**AIM OF THE EXERCISE:**
Find the lines below holding the word "title" and copy each of them.

(Page and application data records)

++++++++

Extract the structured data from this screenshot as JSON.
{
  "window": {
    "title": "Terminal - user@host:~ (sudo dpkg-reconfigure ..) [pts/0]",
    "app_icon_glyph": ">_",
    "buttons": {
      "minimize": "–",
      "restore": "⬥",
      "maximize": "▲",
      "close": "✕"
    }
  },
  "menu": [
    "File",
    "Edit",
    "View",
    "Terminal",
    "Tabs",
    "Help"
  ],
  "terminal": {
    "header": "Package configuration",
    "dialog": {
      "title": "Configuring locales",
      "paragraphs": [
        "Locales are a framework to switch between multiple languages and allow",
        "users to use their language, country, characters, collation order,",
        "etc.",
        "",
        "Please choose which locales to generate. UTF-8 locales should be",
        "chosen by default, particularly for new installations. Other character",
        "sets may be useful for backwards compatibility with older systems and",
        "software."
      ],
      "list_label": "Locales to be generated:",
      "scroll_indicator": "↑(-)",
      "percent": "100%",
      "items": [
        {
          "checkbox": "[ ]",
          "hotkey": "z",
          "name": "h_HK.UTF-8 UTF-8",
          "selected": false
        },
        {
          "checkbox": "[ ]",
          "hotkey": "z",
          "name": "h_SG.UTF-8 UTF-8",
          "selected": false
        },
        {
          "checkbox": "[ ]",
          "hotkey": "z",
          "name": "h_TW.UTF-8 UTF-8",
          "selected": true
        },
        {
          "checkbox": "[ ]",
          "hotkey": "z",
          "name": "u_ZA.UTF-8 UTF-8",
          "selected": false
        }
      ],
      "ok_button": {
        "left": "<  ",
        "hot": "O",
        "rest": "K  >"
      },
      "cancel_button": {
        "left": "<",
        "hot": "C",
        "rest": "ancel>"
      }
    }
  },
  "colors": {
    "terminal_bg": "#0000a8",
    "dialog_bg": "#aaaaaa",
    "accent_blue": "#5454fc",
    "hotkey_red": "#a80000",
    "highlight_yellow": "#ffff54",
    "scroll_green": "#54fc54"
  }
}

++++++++

**SOLUTION FOR THIS EXERCISE:**
    "title": "Terminal - user@host:~ (sudo dpkg-reconfigure ..) [pts/0]",
      "title": "Configuring locales",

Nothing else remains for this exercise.